Fred Danback, Hero of the Hudson
In April 2002, PBS first aired AMERICA'S FIRST RIVER: MOYERS ON THE HUDSON, a journey exploring how the Hudson River shaped American history and culture and inspired the environmental movement. One of the heroes of the Hudson featured in this two-part series, Fred Danback, died this week at the age of 79. In honor of his memory, NOW presents his heroic story. Read the transcript of this week's BILL MOYERS' JOURNAL below.
MOYERS: Looking at the Hudson River today, it's hard to remember how polluted it once was. It would have remained that way were it not for a small group of dedicated, citizen activists. One of them was a local boy named Fred Danback.
When Danback returned from World War II, he did what a lot of working people who lived along the Hudson did - he found employment at the Anaconda Wire & Cable Company, in Hastings, New York. Anaconda not only provided good paying jobs, it also had been instrumental in winning the war, producing one third of the cable used by the U.S. Navy. But Fred Danback noticed with increasing alarm that cable wasn't all the company was turning out.
[Excerpt from Part Two of AMERICA'S FIRST RIVER, "The Fight to Save the River"]
FRED DANBACK: I seen all kinds of oil and sulfuric acid, copper filings; my gosh, they were coming out of that company like it was going out of style. I've seen lubro oil and I've seen #2 oil. All over Anaconda, off the dock, you could see this stuff coming out.
And when I complained about it, they told me oh, it wasn't a big amount. So, we come down here, got a boat, brought up a seine, put it up against their pipes and you wouldn't believe how much copper dust we got in about half a minute. We got loads of it. This was entering the river on a daily basis, you know.
JOHN CRONIN: This was a time when environmental issues were not heroic issues. If you were anti-pollution, you were anti-American and you were anti-industry, you were anti-progress, you were just you know, you were a deviant.

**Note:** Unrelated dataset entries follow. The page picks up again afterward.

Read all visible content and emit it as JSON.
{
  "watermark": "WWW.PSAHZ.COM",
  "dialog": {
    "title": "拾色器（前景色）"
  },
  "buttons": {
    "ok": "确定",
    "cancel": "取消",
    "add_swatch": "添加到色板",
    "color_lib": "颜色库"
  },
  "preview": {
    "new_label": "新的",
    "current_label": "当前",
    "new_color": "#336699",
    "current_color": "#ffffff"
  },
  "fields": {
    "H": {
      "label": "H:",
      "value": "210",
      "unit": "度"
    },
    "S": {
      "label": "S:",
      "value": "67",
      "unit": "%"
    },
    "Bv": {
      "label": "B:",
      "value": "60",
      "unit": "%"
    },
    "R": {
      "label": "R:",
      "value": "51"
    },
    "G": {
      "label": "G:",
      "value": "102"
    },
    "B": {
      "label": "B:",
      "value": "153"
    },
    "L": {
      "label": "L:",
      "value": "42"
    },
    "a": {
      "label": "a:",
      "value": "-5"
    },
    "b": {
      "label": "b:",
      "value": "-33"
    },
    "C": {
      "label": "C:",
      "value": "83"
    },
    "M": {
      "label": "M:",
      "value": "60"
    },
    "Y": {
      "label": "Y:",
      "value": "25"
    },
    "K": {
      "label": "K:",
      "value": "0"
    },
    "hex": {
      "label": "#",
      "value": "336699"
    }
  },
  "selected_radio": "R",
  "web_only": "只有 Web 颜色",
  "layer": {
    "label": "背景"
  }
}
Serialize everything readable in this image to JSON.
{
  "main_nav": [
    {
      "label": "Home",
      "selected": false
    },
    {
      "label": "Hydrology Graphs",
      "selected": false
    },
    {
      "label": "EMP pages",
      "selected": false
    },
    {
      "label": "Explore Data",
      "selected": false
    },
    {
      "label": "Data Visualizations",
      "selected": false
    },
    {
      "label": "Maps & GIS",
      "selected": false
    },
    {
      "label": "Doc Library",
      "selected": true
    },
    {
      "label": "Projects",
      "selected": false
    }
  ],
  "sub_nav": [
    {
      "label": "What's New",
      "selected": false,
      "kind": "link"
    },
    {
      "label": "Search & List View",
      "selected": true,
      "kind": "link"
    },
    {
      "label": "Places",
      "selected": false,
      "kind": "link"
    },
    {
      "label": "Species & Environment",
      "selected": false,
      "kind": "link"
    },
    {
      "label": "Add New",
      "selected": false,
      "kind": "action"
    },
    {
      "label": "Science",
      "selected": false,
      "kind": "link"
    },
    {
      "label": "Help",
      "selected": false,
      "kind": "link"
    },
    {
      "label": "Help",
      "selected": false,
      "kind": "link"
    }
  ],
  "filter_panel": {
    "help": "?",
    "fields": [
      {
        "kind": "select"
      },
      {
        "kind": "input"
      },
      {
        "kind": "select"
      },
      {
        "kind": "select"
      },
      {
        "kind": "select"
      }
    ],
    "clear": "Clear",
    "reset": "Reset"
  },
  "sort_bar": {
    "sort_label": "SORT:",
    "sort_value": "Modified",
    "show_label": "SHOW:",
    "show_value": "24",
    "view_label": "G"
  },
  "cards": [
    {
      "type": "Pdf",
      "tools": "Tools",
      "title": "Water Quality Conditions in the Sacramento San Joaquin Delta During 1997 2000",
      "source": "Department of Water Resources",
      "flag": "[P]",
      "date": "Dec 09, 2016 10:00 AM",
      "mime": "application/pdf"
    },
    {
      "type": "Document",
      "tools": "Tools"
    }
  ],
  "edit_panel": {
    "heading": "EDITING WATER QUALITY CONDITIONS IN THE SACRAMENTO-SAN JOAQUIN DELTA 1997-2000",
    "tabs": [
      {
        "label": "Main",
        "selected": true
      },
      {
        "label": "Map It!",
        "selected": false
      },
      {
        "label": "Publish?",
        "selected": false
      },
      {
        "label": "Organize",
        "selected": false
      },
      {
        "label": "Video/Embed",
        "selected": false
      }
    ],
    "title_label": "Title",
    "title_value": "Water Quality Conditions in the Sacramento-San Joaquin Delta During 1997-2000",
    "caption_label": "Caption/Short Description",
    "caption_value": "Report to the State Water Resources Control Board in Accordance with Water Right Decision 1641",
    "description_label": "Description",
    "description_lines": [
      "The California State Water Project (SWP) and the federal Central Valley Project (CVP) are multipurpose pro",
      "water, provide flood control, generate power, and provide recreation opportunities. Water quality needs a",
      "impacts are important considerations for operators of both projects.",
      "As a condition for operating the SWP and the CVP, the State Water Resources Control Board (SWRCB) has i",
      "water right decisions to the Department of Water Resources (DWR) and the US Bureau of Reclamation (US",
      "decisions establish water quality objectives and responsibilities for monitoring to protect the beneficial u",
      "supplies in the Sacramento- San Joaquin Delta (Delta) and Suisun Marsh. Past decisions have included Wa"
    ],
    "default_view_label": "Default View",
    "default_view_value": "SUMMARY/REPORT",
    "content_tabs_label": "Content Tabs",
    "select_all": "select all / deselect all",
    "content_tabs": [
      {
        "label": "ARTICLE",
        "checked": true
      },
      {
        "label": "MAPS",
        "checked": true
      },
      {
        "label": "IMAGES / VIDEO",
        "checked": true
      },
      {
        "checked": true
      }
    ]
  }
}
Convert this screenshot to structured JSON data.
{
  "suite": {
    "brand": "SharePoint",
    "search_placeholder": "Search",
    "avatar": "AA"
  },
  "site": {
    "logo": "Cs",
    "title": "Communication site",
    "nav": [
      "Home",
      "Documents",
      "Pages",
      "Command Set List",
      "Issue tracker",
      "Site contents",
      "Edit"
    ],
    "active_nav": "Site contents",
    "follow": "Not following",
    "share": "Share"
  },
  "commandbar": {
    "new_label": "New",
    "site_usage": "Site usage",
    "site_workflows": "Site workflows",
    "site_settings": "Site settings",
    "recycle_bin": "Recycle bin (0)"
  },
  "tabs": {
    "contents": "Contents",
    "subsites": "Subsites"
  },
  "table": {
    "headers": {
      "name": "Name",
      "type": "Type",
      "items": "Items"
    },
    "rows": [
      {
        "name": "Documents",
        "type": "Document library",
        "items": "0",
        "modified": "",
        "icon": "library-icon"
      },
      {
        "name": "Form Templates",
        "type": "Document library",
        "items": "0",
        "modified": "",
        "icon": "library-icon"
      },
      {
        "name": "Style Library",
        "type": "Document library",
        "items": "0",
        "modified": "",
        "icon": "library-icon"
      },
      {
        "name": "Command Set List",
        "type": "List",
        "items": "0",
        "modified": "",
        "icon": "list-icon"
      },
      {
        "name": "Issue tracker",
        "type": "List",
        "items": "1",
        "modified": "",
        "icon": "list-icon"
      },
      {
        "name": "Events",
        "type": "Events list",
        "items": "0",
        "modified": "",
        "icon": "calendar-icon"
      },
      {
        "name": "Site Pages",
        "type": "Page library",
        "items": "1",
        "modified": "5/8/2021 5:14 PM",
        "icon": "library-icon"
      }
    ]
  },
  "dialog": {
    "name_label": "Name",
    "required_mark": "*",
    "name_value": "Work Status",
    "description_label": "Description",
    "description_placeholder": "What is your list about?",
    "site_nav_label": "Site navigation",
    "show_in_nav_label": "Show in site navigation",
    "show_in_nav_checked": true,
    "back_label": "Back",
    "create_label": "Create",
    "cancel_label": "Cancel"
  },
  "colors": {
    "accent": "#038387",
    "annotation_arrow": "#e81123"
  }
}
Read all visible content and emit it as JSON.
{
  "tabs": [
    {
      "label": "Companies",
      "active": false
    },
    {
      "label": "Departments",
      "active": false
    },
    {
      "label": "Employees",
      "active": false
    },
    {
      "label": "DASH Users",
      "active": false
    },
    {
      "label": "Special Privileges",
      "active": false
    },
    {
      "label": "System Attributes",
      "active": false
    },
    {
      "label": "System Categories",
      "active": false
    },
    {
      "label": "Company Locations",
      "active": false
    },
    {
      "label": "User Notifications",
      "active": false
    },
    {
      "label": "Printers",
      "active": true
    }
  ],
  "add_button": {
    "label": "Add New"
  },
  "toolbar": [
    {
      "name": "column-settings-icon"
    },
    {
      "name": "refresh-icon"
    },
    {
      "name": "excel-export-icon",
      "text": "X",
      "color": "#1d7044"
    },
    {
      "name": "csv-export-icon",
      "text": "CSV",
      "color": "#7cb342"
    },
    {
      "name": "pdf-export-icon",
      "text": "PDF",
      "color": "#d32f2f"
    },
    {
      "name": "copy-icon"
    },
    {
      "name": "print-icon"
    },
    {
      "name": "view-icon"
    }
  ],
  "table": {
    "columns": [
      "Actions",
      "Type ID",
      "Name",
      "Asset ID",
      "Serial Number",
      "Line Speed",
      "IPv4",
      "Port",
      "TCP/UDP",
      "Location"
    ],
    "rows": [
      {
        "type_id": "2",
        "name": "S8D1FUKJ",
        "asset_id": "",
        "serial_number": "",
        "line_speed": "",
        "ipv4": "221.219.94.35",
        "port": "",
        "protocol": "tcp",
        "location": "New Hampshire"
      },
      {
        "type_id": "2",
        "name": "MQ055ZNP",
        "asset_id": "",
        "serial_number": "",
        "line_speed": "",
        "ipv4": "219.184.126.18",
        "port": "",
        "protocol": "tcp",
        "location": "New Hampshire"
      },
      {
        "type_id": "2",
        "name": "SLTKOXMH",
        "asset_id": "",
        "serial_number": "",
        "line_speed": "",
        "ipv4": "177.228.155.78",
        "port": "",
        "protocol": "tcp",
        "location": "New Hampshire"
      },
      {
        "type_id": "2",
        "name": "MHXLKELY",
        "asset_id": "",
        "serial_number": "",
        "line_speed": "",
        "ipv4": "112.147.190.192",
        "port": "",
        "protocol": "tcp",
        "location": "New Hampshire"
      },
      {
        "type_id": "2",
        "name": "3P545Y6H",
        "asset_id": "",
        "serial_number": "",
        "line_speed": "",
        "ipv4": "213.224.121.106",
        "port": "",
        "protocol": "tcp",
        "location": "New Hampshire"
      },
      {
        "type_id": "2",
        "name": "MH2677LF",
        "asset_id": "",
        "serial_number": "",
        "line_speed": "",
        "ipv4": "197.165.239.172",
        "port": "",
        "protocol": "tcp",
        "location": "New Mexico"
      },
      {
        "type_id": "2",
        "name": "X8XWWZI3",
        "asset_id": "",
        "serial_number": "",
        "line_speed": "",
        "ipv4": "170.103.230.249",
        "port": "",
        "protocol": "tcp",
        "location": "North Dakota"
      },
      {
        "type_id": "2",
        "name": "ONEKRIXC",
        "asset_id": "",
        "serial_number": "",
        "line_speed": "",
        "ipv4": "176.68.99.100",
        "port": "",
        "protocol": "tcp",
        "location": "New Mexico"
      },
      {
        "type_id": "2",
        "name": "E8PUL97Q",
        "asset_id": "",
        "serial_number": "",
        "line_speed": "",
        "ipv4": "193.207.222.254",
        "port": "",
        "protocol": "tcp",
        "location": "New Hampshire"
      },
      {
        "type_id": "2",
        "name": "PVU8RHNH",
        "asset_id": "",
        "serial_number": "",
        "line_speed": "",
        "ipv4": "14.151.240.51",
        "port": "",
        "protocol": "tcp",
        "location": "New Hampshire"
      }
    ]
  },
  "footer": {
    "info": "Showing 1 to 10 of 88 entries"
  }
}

FRED DANBACK: They told me at one point, they says, look Fred, you're being paid to produce here, not to worry about pollution. I said well, that's simple to solve. Knock off the pollution and I'll work here. It's very easy to do here, you know?
JOHN CRONIN: So Fred's punishment for badgering company officials and the Coast Guard to come up and investigate the company for the pollution events he documented was that they gave him every crummy job in the company, one of which was pushing a broom. But what Fred did is he pushed the broom everywhere he could and he went to every building. He followed every trench that had liquid going out of it. I think he even found excuses to go outside and sweep the dirt so he could see where things were going. And Fred made maps and took notes of everything.
MOYERS: Danback, along with the Hudson River Fisherman's Association, turned to an obscure, 19th century law that prohibited dumping in the river, and convinced the U.S. Attorney's office to take Anaconda to court in 1971. Danback risked his livelihood to testify against his employer.
FRED DANBACK: Took them to court for discharging copper filings, sulfuric acid, lubro oil and #2 heating oil.
JOHN CRONIN: And when it came time to prosecute the company in Federal Court, the U.S. Attorney used Fred's maps and Fred's notes to document where everything was.
FRED DANBACK: They put up a team of lawyers in the court, trying to fight me. But every way they turned, I'd beat them down because I was foolproof. They couldn't they had no case to defend themselves with.
JOHN CRONIN: The company was fined $200,000 under the Refuse Act of 1899, You know, even today for a polluter to be fined $200,000 is a big event. Back in the early 1970s, it was a huge event. It was like a thunderclap. There are a lot of really unsung heroes on the Hudson River, people who put their safety on the line, their salaries and their jobs on the line, on occasion, and one of those people was Fred Danback. He was a hero. He was a hero.
Regarding the current effort to clean up PCBs in the Hudson River, the Environmental Protection Agency reports an adjustment in the dredging start date:
In the February 2002 ROD, EPA projected that a three-year period would be needed to design the cleanup project, with environmental dredging to begin in the summer of 2005. The schedule has been adjusted to accommodate the time required for negotiations with General Electric (GE) and the need for additional community involvement. The adjusted schedule anticipates that dredging will begin in late spring 2006, the next dredging season.
See a list of Hudson River Groups.
Read the full transcript of Part 1 and Part 2 of AMERICA'S FIRST RIVER: BILL MOYERS ON THE HUDSON.